• EXERCISE DETAILS: Go through the entries below and copy each line containing the word "geglüht".

Dataset rows describing interfaces
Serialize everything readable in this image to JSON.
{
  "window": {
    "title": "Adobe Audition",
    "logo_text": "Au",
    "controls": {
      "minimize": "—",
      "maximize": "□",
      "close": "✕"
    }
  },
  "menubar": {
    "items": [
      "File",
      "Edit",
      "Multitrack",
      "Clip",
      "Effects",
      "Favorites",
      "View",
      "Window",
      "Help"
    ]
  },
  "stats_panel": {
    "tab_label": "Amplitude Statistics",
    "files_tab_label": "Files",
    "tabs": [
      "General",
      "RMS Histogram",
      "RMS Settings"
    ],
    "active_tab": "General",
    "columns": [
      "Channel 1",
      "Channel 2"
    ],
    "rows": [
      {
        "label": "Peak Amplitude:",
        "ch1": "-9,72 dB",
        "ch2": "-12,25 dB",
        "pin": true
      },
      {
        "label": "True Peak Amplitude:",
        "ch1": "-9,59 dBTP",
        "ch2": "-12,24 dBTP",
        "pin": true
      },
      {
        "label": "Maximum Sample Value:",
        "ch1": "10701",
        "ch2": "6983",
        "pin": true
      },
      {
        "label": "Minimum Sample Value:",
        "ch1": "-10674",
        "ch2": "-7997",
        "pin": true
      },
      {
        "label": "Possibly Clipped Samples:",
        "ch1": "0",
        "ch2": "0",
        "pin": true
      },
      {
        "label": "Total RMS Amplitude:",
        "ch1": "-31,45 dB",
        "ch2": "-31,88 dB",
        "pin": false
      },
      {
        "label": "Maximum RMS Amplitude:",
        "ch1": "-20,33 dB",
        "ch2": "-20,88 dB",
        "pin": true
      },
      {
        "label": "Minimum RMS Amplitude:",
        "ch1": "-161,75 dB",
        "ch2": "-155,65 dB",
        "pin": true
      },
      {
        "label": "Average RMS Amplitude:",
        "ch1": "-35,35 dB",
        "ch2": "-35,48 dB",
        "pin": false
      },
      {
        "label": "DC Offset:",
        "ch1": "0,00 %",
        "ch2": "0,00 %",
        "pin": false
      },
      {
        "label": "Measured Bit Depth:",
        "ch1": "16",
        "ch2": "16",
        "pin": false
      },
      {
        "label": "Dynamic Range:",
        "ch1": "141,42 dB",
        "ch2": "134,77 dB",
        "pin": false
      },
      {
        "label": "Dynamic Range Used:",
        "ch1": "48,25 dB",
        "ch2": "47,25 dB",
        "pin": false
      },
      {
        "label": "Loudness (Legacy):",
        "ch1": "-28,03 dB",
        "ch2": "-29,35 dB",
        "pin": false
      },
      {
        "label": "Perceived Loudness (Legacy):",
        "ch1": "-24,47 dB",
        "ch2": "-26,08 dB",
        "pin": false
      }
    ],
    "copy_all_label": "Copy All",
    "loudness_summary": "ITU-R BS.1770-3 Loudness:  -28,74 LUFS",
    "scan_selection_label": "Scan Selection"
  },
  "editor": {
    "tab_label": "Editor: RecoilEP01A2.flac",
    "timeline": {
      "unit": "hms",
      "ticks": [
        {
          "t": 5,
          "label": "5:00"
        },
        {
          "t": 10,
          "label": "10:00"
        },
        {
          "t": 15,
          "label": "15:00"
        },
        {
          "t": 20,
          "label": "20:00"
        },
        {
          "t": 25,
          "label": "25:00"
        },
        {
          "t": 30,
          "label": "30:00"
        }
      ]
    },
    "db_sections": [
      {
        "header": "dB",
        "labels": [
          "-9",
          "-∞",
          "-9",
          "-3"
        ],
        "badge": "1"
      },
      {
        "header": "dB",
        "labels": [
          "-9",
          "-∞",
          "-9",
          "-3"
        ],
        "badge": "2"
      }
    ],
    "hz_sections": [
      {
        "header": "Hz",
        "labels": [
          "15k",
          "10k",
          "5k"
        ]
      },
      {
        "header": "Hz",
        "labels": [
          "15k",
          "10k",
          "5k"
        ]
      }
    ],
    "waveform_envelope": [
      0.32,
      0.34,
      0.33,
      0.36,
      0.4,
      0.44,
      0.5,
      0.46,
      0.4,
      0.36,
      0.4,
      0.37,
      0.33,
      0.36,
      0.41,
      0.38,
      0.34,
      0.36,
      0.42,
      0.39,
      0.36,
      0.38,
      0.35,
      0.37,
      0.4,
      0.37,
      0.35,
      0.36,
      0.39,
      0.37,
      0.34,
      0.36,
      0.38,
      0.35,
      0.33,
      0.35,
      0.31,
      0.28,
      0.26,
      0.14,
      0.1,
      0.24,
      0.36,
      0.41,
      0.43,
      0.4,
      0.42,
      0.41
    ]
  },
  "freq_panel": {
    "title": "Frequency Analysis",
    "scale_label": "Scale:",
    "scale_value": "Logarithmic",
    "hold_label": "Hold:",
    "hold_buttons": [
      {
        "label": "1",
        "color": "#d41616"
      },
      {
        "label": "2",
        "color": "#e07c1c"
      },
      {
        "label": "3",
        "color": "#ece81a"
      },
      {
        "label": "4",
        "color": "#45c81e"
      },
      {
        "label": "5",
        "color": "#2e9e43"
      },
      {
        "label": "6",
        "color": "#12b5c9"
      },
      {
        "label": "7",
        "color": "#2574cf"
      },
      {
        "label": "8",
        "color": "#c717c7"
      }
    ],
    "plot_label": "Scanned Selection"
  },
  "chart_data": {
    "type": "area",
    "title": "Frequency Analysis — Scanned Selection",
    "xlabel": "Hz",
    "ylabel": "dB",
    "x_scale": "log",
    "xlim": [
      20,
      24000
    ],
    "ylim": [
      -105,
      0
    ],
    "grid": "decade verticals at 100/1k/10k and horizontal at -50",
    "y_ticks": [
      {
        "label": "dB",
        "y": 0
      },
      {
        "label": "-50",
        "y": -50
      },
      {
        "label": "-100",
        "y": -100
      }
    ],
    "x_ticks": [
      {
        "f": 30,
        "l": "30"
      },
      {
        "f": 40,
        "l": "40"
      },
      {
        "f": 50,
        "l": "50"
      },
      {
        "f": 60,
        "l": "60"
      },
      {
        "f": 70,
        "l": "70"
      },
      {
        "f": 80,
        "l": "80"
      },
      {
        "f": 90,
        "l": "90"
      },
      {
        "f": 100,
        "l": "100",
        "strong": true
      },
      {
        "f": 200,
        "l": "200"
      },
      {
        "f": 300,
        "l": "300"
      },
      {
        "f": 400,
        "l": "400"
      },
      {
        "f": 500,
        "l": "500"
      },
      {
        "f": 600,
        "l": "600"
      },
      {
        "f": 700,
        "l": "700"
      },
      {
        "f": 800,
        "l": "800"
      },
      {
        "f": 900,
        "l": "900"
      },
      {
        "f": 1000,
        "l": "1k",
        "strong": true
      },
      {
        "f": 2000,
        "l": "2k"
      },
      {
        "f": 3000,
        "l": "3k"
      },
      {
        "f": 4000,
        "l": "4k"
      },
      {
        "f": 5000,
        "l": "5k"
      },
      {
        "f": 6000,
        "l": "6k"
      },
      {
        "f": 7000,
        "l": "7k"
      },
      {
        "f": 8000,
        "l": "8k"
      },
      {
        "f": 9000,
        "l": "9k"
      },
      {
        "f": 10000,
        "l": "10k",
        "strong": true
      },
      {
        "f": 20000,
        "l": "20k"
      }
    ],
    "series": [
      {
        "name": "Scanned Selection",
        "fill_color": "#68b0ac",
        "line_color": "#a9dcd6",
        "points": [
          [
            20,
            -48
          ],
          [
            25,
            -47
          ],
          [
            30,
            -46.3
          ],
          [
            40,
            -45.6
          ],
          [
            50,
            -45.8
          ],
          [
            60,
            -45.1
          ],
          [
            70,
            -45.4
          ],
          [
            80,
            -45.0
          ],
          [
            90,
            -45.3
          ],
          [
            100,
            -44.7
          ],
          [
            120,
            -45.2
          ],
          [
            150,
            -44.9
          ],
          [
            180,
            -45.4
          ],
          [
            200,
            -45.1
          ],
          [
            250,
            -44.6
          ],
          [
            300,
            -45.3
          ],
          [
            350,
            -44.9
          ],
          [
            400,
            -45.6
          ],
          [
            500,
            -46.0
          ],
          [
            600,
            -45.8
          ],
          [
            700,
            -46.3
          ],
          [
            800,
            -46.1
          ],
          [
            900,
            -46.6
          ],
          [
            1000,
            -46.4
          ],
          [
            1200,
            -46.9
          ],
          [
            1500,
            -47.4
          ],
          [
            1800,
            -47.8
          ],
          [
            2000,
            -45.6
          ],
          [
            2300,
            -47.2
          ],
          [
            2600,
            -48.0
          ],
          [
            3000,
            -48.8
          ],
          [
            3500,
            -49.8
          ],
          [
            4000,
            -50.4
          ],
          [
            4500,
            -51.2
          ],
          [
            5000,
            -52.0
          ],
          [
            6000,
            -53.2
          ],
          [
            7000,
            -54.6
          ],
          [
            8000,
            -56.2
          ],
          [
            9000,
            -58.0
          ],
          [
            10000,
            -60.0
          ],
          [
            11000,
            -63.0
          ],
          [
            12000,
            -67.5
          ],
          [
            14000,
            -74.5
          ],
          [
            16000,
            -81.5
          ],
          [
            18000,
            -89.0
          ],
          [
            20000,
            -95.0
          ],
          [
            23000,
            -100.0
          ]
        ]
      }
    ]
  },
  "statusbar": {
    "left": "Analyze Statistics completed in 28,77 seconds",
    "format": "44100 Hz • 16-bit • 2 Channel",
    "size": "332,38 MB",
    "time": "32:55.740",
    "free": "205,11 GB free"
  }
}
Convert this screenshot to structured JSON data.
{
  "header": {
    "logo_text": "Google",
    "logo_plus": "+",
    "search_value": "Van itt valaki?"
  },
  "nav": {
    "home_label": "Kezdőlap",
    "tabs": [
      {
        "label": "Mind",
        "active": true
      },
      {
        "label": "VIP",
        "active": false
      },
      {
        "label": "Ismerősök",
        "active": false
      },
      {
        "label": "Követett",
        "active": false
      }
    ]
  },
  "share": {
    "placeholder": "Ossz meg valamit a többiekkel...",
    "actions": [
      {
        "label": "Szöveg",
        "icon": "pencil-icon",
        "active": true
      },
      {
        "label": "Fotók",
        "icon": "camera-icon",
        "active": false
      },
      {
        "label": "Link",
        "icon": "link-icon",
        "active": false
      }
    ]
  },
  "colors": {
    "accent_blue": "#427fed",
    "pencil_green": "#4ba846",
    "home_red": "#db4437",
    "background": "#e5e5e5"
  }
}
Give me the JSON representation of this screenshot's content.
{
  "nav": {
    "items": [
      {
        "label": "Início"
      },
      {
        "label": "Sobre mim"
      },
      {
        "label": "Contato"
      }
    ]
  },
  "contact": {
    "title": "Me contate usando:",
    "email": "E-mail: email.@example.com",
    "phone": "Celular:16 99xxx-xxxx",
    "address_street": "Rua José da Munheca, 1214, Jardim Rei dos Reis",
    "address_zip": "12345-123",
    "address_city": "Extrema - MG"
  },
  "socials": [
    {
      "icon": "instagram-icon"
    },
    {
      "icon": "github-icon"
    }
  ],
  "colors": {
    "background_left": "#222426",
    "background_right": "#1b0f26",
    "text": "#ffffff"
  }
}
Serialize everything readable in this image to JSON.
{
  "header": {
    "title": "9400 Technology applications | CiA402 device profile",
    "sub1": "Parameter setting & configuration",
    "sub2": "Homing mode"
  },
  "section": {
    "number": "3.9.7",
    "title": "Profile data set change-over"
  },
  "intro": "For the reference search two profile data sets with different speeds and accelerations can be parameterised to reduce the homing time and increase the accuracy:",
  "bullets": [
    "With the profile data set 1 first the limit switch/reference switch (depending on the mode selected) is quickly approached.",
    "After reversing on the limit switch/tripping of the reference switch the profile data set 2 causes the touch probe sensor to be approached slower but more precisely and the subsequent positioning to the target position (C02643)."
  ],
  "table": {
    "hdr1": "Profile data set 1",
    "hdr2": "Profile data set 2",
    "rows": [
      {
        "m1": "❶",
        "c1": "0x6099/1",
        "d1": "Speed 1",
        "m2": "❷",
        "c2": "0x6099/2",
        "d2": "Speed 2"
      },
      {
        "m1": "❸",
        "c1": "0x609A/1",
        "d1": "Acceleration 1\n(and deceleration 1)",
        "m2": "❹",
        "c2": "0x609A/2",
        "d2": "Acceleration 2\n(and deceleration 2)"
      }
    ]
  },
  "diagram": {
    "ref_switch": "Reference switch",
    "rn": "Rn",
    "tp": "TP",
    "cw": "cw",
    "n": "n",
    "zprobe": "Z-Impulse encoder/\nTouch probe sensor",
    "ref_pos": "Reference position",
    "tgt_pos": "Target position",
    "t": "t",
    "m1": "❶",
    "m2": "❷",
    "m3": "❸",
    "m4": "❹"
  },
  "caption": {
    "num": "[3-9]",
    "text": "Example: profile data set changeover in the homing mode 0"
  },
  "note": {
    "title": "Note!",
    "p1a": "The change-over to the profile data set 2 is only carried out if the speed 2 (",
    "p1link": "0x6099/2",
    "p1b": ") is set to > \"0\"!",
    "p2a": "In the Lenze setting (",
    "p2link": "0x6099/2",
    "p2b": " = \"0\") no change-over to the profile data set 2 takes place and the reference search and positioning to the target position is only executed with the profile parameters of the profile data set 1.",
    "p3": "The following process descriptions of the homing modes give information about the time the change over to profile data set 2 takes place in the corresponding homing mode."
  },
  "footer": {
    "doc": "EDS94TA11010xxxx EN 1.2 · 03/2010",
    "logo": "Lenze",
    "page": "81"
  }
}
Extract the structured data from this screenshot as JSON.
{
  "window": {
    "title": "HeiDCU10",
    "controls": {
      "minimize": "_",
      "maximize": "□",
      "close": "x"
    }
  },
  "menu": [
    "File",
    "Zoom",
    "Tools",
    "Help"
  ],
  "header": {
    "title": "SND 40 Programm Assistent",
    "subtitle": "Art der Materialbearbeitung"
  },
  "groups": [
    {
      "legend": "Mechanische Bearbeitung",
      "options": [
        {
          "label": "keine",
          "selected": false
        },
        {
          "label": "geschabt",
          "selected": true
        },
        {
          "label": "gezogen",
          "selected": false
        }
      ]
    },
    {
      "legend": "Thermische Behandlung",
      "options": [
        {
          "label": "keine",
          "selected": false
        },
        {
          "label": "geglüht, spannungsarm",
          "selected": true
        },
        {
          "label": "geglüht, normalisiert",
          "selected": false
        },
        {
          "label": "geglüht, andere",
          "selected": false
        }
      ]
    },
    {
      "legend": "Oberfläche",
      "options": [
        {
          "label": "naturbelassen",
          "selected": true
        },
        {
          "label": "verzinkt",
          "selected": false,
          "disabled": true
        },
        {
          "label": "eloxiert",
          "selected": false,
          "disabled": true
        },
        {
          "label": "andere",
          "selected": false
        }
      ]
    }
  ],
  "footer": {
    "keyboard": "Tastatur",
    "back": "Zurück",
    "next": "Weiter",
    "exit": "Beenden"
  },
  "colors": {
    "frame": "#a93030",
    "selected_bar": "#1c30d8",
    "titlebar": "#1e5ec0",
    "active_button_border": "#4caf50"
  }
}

• FINISHED EXERCISE:
          "label": "geglüht, spannungsarm",
          "label": "geglüht, normalisiert",
          "label": "geglüht, andere",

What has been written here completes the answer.